Another metric of the size of the Bitcoin network is number of users. Its estimated that 80 Million people worldwide now hold bitcoin. This is largely just held, and not used monthly in transactions. That’s the current use case: a long term store of value, not a better version of visa. By comparison, its estimated that there are 5 million Ethereum users, and less than 50,000 of these use the network on a daily basis (mainly to trade other ERC-20 coins on UniSwap). Again, there really is no comparison.

Beyond the reach of governments

Wrapped Bitcoin and Lightning for small transactions

First of all, it is true that ultimate settlement on the Bitcoin network takes 6 confirmations, or about an hour (except in exceptional times where the network is overloaded). For larger transactions ($10,000 or more) this is still much much faster than international or domestic money wires. But clearly, its not competitive with conventional credit and debit cards or apple pay / paypal etc..

Does this mean it is somehow inherently defective as Nouriel Roubini often states? No. Wrapped Bitcoin, which now represents 1% of all Bitcoin (over 7 Billion dollars worth) can be sent in speeds of several minutes (on ETH) to seconds on Proton, Solana, Matic and other third generation blockchains. Ordinary Layer 1 Bitcoin can be moved in this way to a fast wrapped chain, for ultra fast transactions and programability, maintaining the core value proposition of Bitcoin: its immutable finite supply.

The lightning network is also a viable, although still emerging network for Bitcoin transactions. Every Bitcoin node can become a lightning node and Bitcoin can be locked and transferred in channels with very, very low costs. There are certainly usability issues, but the growth potential is clearly there.

Bitcoin Versus Gold

Could it go much higher? I definitely think so. Unlike gold, where the supply is currently increasing at 3% per year with mining, Bitcoin has a hard cap at 21 Million, which will be effectively reached in 20 years. This argument is strengthened by the fact that gold mining activity will almost certainly increase if gold reaches $3,000 an ounce or higher — but again, Bitcoin supply is fixed. Bitcoin possession is also verifiable immediately. Gold bars held in storage might not be pure, or may not exist 1–1 for the certificates held against them. Gold is hard to move, difficult to divide, and expensive to sell. Bitcoin is moveable, divisible and highly liquid. There really has never been anything like it.

The Plan B analysis

Plan B Clustering

The effect of Fed money printing

M1 Growth. Source Fed.

The Fed, the ECB, The Bank of Japan and the Bank of China are all dramatically increasing money supply and national debt, while artificially keeping interest rates at 0. Inflation has already started to significantly increase. This is the perfect storm for hard assets — with Bitcoin being the hardest asset of all.

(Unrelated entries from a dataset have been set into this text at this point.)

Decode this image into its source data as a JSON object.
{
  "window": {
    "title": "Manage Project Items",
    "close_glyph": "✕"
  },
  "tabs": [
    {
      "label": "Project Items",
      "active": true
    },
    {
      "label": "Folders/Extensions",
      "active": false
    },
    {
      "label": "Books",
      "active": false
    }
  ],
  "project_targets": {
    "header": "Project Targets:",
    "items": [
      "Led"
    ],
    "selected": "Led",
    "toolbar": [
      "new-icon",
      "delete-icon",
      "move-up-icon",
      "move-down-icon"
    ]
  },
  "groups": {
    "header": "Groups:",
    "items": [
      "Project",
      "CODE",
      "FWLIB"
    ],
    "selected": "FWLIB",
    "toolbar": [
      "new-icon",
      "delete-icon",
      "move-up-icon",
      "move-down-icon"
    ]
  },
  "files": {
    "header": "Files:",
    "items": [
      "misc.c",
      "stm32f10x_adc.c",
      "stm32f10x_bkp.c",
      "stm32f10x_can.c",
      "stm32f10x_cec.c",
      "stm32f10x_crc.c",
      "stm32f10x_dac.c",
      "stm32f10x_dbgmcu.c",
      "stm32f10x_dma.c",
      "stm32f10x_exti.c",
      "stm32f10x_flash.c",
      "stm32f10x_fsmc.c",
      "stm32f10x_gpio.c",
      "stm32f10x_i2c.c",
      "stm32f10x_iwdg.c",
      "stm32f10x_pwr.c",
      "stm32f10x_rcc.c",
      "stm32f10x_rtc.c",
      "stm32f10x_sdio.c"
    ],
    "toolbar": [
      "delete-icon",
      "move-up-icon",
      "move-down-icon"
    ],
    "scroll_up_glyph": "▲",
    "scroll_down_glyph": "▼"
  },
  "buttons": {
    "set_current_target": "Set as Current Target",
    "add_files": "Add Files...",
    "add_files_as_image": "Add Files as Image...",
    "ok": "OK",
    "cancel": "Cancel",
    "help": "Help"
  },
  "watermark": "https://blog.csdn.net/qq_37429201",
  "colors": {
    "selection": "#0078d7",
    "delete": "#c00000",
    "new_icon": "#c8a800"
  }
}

Planetary Implications

Twenty years from now, it’s likely most things will be purchasable in Bitcoin, and many if not most people will start to think in Bitcoin first and in fiat currencies second. This is going to constrain central banks and governments from the massive deficit spending and money printing we have seen in the last 50 years, with the culmination of “quantitative easing” of the last decade, debt buybacks, share buybacks and other ways of central banks artificially trying to prop up the economy.

With Bitcoin as the final standard, we will move to a deflationary world where purchasing power always goes up, as technology delivers higher and higher productivity. Contrary to Bernanke’s view, this deflationary world is a highly desirable one, and in any case, is where we are heading once the fiat / central bank standard goes bust.

The macro-economic implications of a Bitcoin world are staggering. They far exceed (in my opinion) the technological benefits of a better means of payment.


bitcoin, lightning, wrapped bitcoin and wallets